sometimes, music stumps me.
basing my output on my ability to put my own thoughts, feelings and opinions into words, being stumped leaves me feeling rather redundant.
and mostly I tend to feel this way towards music when I feel that my own words will lessen the true experience of just listening.
this is certainly the case in point with 'May Propre Fable, un Dimanche', a startlingly ethereal experimental soundscape that shifts and mutates from dreams to nightmares within a heartbeat, played out across sonic environments that at first seem unthreatening, giving way to my own very human instinct of feeling unsettled by the sounds that I am surrounding myself with, and ultimately wondering if I can even bare to carry on listening, as the whirlpool of emotions dredged up across the space of a few minutes cause such a drastic reaction to the audio atmospherics.

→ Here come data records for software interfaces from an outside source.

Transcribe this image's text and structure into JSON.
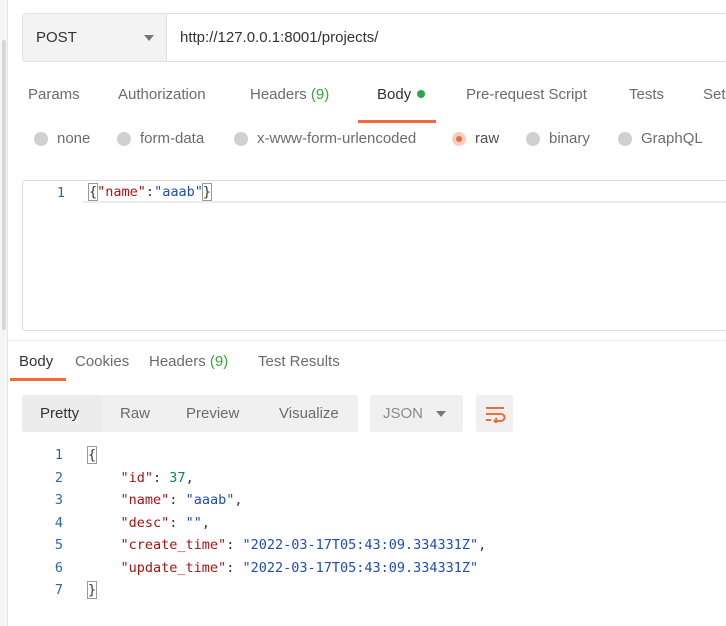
{
  "request": {
    "method": "POST",
    "url": "http://127.0.0.1:8001/projects/"
  },
  "request_tabs": [
    {
      "label": "Params"
    },
    {
      "label": "Authorization"
    },
    {
      "label": "Headers",
      "count": "(9)"
    },
    {
      "label": "Body",
      "active": true
    },
    {
      "label": "Pre-request Script"
    },
    {
      "label": "Tests"
    },
    {
      "label": "Set"
    }
  ],
  "body_types": [
    {
      "label": "none"
    },
    {
      "label": "form-data"
    },
    {
      "label": "x-www-form-urlencoded"
    },
    {
      "label": "raw",
      "selected": true
    },
    {
      "label": "binary"
    },
    {
      "label": "GraphQL"
    }
  ],
  "request_body": {
    "line_number": "1",
    "open": "{",
    "key": "\"name\"",
    "colon": ":",
    "value": "\"aaab\"",
    "close": "}"
  },
  "response_tabs": [
    {
      "label": "Body",
      "active": true
    },
    {
      "label": "Cookies"
    },
    {
      "label": "Headers",
      "count": "(9)"
    },
    {
      "label": "Test Results"
    }
  ],
  "response_views": [
    "Pretty",
    "Raw",
    "Preview",
    "Visualize"
  ],
  "response_format": "JSON",
  "response_lines": [
    {
      "n": "1",
      "open": "{"
    },
    {
      "n": "2",
      "key": "\"id\"",
      "num": "37",
      "tail": ","
    },
    {
      "n": "3",
      "key": "\"name\"",
      "str": "\"aaab\"",
      "tail": ","
    },
    {
      "n": "4",
      "key": "\"desc\"",
      "str": "\"\"",
      "tail": ","
    },
    {
      "n": "5",
      "key": "\"create_time\"",
      "str": "\"2022-03-17T05:43:09.334331Z\"",
      "tail": ","
    },
    {
      "n": "6",
      "key": "\"update_time\"",
      "str": "\"2022-03-17T05:43:09.334331Z\"",
      "tail": ""
    },
    {
      "n": "7",
      "close": "}"
    }
  ],
  "icons": {
    "wrap": "wrap-lines-icon",
    "caret": "chevron-down-icon"
  },
  "colors": {
    "accent": "#f26b3a",
    "count_green": "#3aa53a",
    "dot_green": "#2da64b"
  }
}
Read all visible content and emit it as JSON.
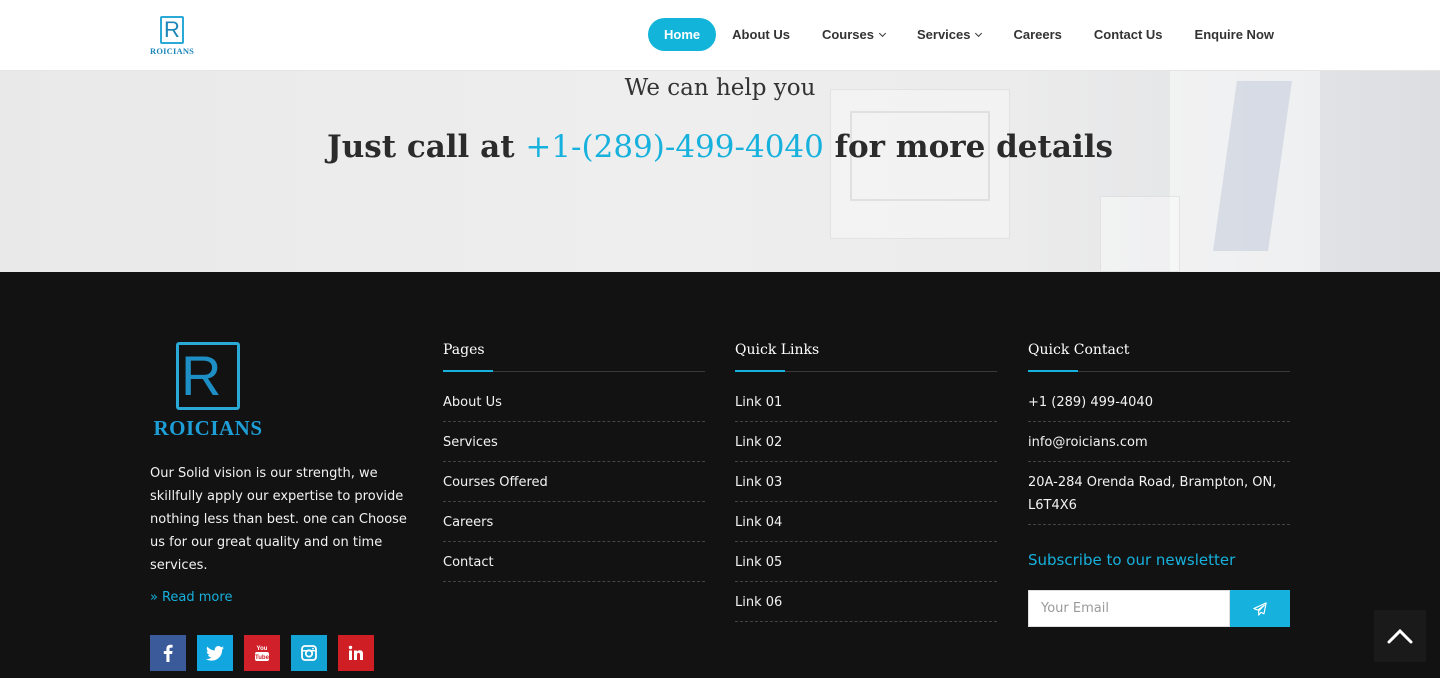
{
  "brand": {
    "name": "ROICIANS",
    "logo_letter": "R"
  },
  "nav": {
    "items": [
      {
        "label": "Home",
        "active": true,
        "dropdown": false
      },
      {
        "label": "About Us",
        "active": false,
        "dropdown": false
      },
      {
        "label": "Courses",
        "active": false,
        "dropdown": true
      },
      {
        "label": "Services",
        "active": false,
        "dropdown": true
      },
      {
        "label": "Careers",
        "active": false,
        "dropdown": false
      },
      {
        "label": "Contact Us",
        "active": false,
        "dropdown": false
      },
      {
        "label": "Enquire Now",
        "active": false,
        "dropdown": false
      }
    ]
  },
  "hero": {
    "subtitle": "We can help you",
    "title_prefix": "Just call at",
    "phone": "+1-(289)-499-4040",
    "title_suffix": "for more details"
  },
  "footer": {
    "about_text": "Our Solid vision is our strength, we skillfully apply our expertise to provide nothing less than best. one can Choose us for our great quality and on time services.",
    "read_more": "Read more",
    "socials": [
      "facebook-icon",
      "twitter-icon",
      "youtube-icon",
      "instagram-icon",
      "linkedin-icon"
    ],
    "pages": {
      "title": "Pages",
      "items": [
        "About Us",
        "Services",
        "Courses Offered",
        "Careers",
        "Contact"
      ]
    },
    "quick_links": {
      "title": "Quick Links",
      "items": [
        "Link 01",
        "Link 02",
        "Link 03",
        "Link 04",
        "Link 05",
        "Link 06"
      ]
    },
    "quick_contact": {
      "title": "Quick Contact",
      "phone": "+1 (289) 499-4040",
      "email": "info@roicians.com",
      "address": "20A-284 Orenda Road, Brampton, ON, L6T4X6"
    },
    "newsletter": {
      "title": "Subscribe to our newsletter",
      "placeholder": "Your Email"
    }
  },
  "colors": {
    "accent": "#16b1dd",
    "footer_bg": "#121212"
  }
}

and even putting aside the music, for now, let's focus on the jarring, creepy vocal jaunts that are strewn across the sparse thirty six minute running time, turning simple statements, sentences and facts into mantras that echo like a horror movie, an unemotional delivery that means nothing, yet left to our imagination, could mean anything.
there is power in the art on display here, exemplified in the fact that the release is presented as a number of rooms, rather than tracks bearing pretentious titles, and in fact, the ever more pretentious framing device, and the collaborative efforts of 6&8 (spoken word fleshed out with ambient electronica from the UK) combining with Day Before Us (French semi-classical dark cinematic ambience) reeks of high brow pretentiousness and enthusiastic chin stroking, and if that is the reaction you elicit from this kind of art, then so be it... because art is made to produce reactions, differing from person to person.
and art is made to be experienced, throwing my wayward attempt at a review into disarray, even I myself throughout the course of writing this have pondered how so much of what I have written could be perceived as negative, yet here is a collection that I have enjoyed.
is available via Auditory Field Theory